No two businesses are exactly alike, and there are many different types of business in today’s economy. It is important to understand the basic characteristics of 4 main types of businesses when beginning a collection effort, as the enterprise’s structure affects how you can collect on unpaid bills and who you need to speak to when contacting them.
This post will examine three very common types of business entity: the proprietorship, the partnership and the corporation. Each is structured differently and, as a result, your collection approach will need to be adjusted based on which type of business you are dealing with. In this post, we’ll give a very brief explanation of the structures of each of these entities and any specific advice we have about collecting from them.
Proprietorship: This is the most common type of business out there: most are small operations, and there is a single owner who runs the company. When somebody opens up a proprietorship, they take on the risk of the business’s finances: if the business owes money, they are personally liable for it. When collecting from a proprietorship, it is important you speak with the owner during your collection communications, as in the end he or she will be the one paying the business’s debts.
Partnership: A partnership is pretty self-explanatory: the business is owned by a group of at least two partial-owners, who run the business as a joint operation. If dealing with a partnership entity in your debt collection efforts, you may need to speak with more than one partner and may need to review the written agreement used to form the partnership to determine who is liable for the business’s finances. Find out who’s responsible for the business’s finances, and ensure your communication efforts focus on those parties.
Corporation: Corporations are very different from partnerships and proprietorship entities, as there is no individual responsible for the corporation’s debts. Many corporations are large companies and, by incorporating, divide ownership of the company into shares. Depending on whether the corporation is publicly traded or not, these shares are sold to investors through stock markets so as to divide ownership of the corporation across many different groups. Businesses can also purchase stock in other corporations, making it possible for corporations to own other corporations. When collecting from a corporation, you can’t chase down individual shareholders: they aren’t responsible for the business’s debt. Most shareholders, especially owners of publicly-traded stocks, aren’t even involved in any of the company’s management, but own stock because it’s a good investment. Because of this, your efforts should focus on the credit department of the corporation. Find out who’s in charge of paying bills and get a hold of them. You may also need to speak with higher-level management in order to get authorization for large payments, depending on the debt.
Of course, not every collection effort will be the same and you may need to pursue other parties than the ones we indicated in this article.
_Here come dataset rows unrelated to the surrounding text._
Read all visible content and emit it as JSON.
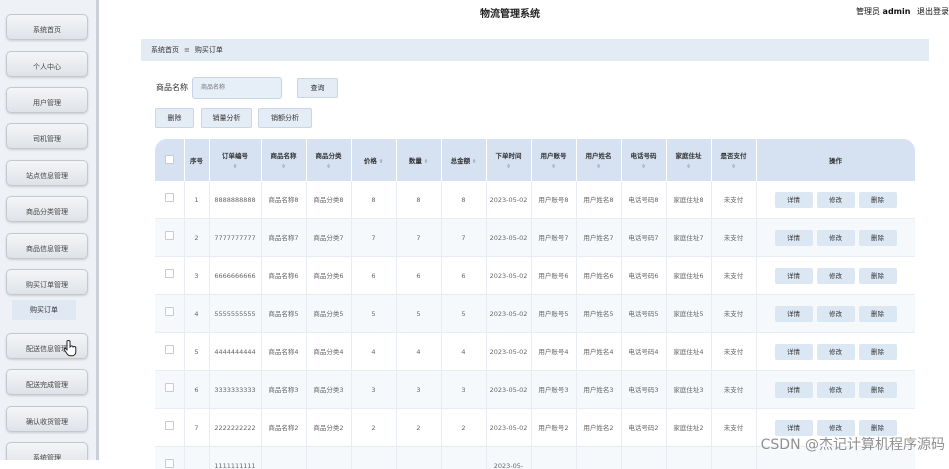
{
  "app": {
    "title": "物流管理系统",
    "user_label": "管理员",
    "user_name": "admin",
    "logout": "退出登录"
  },
  "sidebar": {
    "items": [
      {
        "label": "系统首页"
      },
      {
        "label": "个人中心"
      },
      {
        "label": "用户管理"
      },
      {
        "label": "司机管理"
      },
      {
        "label": "站点信息管理"
      },
      {
        "label": "商品分类管理"
      },
      {
        "label": "商品信息管理"
      },
      {
        "label": "购买订单管理"
      },
      {
        "label": "配送信息管理"
      },
      {
        "label": "配送完成管理"
      },
      {
        "label": "确认收货管理"
      },
      {
        "label": "系统管理"
      }
    ],
    "sub_item": "购买订单"
  },
  "breadcrumb": {
    "home": "系统首页",
    "separator": "≡",
    "current": "购买订单"
  },
  "search": {
    "label": "商品名称",
    "placeholder": "商品名称",
    "button": "查询"
  },
  "toolbar": {
    "delete": "删除",
    "sales_analysis": "销量分析",
    "amount_analysis": "销额分析"
  },
  "table": {
    "headers": {
      "index": "序号",
      "order_no": "订单编号",
      "product_name": "商品名称",
      "category": "商品分类",
      "price": "价格",
      "quantity": "数量",
      "total": "总金额",
      "order_time": "下单时间",
      "account": "用户账号",
      "user_name": "用户姓名",
      "phone": "电话号码",
      "address": "家庭住址",
      "paid": "是否支付",
      "actions": "操作"
    },
    "actions": {
      "detail": "详情",
      "edit": "修改",
      "delete": "删除"
    },
    "rows": [
      {
        "index": "1",
        "order_no": "8888888888",
        "product_name": "商品名称8",
        "category": "商品分类8",
        "price": "8",
        "quantity": "8",
        "total": "8",
        "order_time": "2023-05-02",
        "account": "用户账号8",
        "user_name": "用户姓名8",
        "phone": "电话号码8",
        "address": "家庭住址8",
        "paid": "未支付"
      },
      {
        "index": "2",
        "order_no": "7777777777",
        "product_name": "商品名称7",
        "category": "商品分类7",
        "price": "7",
        "quantity": "7",
        "total": "7",
        "order_time": "2023-05-02",
        "account": "用户账号7",
        "user_name": "用户姓名7",
        "phone": "电话号码7",
        "address": "家庭住址7",
        "paid": "未支付"
      },
      {
        "index": "3",
        "order_no": "6666666666",
        "product_name": "商品名称6",
        "category": "商品分类6",
        "price": "6",
        "quantity": "6",
        "total": "6",
        "order_time": "2023-05-02",
        "account": "用户账号6",
        "user_name": "用户姓名6",
        "phone": "电话号码6",
        "address": "家庭住址6",
        "paid": "未支付"
      },
      {
        "index": "4",
        "order_no": "5555555555",
        "product_name": "商品名称5",
        "category": "商品分类5",
        "price": "5",
        "quantity": "5",
        "total": "5",
        "order_time": "2023-05-02",
        "account": "用户账号5",
        "user_name": "用户姓名5",
        "phone": "电话号码5",
        "address": "家庭住址5",
        "paid": "未支付"
      },
      {
        "index": "5",
        "order_no": "4444444444",
        "product_name": "商品名称4",
        "category": "商品分类4",
        "price": "4",
        "quantity": "4",
        "total": "4",
        "order_time": "2023-05-02",
        "account": "用户账号4",
        "user_name": "用户姓名4",
        "phone": "电话号码4",
        "address": "家庭住址4",
        "paid": "未支付"
      },
      {
        "index": "6",
        "order_no": "3333333333",
        "product_name": "商品名称3",
        "category": "商品分类3",
        "price": "3",
        "quantity": "3",
        "total": "3",
        "order_time": "2023-05-02",
        "account": "用户账号3",
        "user_name": "用户姓名3",
        "phone": "电话号码3",
        "address": "家庭住址3",
        "paid": "未支付"
      },
      {
        "index": "7",
        "order_no": "2222222222",
        "product_name": "商品名称2",
        "category": "商品分类2",
        "price": "2",
        "quantity": "2",
        "total": "2",
        "order_time": "2023-05-02",
        "account": "用户账号2",
        "user_name": "用户姓名2",
        "phone": "电话号码2",
        "address": "家庭住址2",
        "paid": "未支付"
      },
      {
        "index": "",
        "order_no": "1111111111",
        "product_name": "",
        "category": "",
        "price": "",
        "quantity": "",
        "total": "",
        "order_time": "2023-05-",
        "account": "",
        "user_name": "",
        "phone": "",
        "address": "",
        "paid": ""
      }
    ]
  },
  "watermark": "CSDN @杰记计算机程序源码"
}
However, our suggestions can serve as an guide in your future debt collection efforts with any of these three types of business.
About The Author:
Dean Kaplan is Principal at The Kaplan Group. Dean's expertise is widely recognized in the debt collection industry. His advice has been published in a number of industry newsletters such as Credit Today and InsideARM and he is a frequent speaker at industry events.